- **PROBLEM**: Look through the records and copy each line that has "desc" in it.

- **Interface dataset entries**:
......
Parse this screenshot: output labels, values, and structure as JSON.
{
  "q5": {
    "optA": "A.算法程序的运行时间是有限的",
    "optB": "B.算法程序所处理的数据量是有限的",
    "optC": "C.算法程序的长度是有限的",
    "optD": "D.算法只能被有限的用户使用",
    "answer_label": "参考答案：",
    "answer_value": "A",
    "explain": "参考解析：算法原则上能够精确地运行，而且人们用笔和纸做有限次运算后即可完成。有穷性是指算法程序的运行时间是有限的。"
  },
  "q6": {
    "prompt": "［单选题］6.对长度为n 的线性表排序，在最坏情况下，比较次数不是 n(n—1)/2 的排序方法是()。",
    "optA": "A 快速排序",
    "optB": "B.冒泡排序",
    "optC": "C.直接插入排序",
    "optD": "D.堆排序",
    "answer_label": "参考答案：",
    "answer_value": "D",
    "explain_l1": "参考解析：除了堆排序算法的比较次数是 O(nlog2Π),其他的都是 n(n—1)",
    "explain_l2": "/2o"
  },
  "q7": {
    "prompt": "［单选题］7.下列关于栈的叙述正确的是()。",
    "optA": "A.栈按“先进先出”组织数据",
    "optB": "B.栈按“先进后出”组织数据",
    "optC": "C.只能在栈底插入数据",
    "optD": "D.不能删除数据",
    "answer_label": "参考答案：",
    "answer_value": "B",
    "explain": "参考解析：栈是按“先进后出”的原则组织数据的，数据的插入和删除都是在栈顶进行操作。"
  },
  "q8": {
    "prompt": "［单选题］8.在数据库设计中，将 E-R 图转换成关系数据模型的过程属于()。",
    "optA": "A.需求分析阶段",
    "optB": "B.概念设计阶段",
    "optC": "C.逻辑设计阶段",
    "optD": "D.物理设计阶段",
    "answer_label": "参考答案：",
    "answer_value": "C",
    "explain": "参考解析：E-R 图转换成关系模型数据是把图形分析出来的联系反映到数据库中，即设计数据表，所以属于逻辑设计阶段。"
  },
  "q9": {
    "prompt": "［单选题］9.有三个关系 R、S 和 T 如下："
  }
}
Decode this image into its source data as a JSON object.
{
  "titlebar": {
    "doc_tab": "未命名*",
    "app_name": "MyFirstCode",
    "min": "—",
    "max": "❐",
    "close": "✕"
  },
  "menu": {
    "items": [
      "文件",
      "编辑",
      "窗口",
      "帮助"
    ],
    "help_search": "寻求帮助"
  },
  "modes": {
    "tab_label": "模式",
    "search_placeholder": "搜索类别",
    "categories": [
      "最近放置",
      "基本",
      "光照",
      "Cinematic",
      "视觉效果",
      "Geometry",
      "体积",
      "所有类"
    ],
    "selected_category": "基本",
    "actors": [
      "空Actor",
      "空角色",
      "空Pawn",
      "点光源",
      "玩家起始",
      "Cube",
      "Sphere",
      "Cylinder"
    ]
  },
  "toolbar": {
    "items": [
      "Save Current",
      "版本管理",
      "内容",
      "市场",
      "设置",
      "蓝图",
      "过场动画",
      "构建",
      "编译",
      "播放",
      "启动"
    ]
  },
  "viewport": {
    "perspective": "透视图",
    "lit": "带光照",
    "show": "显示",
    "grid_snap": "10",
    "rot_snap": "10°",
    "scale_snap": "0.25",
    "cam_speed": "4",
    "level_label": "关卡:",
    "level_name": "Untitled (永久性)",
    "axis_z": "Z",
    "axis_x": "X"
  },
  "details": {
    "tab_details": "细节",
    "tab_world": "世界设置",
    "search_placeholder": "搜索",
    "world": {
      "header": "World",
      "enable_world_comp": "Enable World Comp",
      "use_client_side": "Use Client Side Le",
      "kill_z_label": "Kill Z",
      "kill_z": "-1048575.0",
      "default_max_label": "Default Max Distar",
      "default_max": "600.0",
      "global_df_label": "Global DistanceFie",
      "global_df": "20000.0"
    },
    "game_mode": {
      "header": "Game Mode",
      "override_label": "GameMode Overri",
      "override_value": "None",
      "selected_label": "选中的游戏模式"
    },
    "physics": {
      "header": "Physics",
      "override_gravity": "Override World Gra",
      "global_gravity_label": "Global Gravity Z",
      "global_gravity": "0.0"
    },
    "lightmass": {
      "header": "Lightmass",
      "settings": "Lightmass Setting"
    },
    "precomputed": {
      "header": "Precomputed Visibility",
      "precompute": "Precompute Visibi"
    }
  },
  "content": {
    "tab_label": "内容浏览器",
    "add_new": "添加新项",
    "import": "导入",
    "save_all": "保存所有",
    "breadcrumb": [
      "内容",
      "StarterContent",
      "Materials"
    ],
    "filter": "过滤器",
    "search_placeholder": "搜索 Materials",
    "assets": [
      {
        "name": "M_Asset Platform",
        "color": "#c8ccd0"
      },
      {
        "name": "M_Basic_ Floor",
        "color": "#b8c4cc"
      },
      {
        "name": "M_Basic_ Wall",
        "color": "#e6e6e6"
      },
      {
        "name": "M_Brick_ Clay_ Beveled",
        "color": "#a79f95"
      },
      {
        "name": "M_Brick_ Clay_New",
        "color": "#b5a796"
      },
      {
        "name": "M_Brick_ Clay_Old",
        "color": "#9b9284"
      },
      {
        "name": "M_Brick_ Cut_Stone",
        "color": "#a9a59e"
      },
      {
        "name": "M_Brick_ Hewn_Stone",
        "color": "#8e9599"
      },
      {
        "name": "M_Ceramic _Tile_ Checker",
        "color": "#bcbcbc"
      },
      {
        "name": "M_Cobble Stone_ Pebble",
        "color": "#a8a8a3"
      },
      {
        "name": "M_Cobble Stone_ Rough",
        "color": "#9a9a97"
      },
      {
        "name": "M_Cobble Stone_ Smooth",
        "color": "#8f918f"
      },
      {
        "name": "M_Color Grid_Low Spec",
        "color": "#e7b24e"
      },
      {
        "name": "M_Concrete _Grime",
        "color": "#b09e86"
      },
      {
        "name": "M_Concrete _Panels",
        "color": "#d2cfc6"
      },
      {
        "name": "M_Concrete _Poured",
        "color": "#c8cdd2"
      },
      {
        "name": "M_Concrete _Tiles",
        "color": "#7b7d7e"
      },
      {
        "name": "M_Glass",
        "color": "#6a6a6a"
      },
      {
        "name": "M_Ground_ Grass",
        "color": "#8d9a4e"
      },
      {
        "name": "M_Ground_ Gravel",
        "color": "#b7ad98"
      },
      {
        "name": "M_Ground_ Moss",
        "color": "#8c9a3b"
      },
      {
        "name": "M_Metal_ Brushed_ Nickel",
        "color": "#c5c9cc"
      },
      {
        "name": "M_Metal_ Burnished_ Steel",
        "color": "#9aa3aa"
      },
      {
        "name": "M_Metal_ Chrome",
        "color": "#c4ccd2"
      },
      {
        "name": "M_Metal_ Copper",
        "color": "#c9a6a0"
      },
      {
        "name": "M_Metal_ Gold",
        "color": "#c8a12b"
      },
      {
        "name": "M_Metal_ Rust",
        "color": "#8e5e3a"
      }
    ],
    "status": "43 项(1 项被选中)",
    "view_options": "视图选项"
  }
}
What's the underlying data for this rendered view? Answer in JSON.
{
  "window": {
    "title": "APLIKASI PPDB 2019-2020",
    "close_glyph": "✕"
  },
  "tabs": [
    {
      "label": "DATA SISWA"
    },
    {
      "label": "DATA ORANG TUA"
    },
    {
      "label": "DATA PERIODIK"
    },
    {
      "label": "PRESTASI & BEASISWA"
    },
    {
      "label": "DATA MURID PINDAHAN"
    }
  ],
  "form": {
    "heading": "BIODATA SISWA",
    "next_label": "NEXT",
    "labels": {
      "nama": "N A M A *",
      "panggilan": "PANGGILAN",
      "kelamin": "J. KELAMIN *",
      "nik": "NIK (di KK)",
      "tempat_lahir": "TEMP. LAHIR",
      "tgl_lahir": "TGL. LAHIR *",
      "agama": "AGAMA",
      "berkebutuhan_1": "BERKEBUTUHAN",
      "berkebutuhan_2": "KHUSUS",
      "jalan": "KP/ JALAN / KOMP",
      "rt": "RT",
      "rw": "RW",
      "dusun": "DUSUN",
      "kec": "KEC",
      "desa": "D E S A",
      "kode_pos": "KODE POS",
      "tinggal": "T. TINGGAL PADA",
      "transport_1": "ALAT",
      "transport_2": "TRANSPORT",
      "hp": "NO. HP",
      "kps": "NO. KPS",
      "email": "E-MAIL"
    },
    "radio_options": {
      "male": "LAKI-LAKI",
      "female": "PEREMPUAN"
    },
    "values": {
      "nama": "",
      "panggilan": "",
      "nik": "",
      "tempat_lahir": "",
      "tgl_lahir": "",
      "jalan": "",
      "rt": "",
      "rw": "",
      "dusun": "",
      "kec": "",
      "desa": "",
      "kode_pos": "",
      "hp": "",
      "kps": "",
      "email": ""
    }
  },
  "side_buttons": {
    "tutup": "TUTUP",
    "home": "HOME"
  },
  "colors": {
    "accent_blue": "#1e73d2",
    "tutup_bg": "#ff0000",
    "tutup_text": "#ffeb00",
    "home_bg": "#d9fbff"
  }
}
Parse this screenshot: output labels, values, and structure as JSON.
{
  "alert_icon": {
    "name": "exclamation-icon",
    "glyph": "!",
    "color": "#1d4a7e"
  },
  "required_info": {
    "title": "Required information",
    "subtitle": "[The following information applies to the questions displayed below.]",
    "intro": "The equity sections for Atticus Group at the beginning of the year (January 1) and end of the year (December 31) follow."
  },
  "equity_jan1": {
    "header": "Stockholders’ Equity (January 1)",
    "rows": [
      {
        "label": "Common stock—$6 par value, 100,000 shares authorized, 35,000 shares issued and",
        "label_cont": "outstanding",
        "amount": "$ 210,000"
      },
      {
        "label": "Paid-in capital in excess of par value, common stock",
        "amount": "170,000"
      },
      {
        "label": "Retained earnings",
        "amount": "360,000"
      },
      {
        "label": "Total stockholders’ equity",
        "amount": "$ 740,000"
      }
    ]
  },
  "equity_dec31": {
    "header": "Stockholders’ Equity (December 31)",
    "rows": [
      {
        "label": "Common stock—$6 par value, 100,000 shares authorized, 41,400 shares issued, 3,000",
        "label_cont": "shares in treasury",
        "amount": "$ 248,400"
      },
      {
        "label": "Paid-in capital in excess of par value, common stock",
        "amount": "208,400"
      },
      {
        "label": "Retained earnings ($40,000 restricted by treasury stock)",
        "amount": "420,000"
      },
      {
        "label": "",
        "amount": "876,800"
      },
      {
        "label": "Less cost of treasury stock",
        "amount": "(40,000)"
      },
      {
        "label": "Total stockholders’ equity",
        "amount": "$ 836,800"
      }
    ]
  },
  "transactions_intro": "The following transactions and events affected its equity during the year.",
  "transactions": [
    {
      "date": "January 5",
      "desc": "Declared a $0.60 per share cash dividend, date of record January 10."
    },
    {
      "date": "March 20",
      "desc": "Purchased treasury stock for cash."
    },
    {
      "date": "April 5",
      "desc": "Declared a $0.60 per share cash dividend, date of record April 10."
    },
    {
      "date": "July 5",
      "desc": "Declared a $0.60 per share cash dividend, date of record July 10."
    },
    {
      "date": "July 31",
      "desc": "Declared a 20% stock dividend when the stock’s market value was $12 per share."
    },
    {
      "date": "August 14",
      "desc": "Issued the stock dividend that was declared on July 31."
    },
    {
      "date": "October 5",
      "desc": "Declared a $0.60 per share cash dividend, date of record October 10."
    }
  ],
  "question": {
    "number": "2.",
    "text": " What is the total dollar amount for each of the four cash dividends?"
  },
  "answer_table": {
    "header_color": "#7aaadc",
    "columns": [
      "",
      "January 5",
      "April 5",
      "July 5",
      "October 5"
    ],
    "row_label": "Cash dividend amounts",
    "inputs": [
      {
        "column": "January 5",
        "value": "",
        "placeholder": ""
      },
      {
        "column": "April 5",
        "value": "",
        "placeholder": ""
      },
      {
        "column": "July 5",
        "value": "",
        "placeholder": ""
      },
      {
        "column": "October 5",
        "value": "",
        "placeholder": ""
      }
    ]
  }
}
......
- **SOLUTION**:
      "desc": "Declared a $0.60 per share cash dividend, date of record January 10."
      "desc": "Purchased treasury stock for cash."
      "desc": "Declared a $0.60 per share cash dividend, date of record April 10."
      "desc": "Declared a $0.60 per share cash dividend, date of record July 10."
      "desc": "Declared a 20% stock dividend when the stock’s market value was $12 per share."
      "desc": "Issued the stock dividend that was declared on July 31."
      "desc": "Declared a $0.60 per share cash dividend, date of record October 10."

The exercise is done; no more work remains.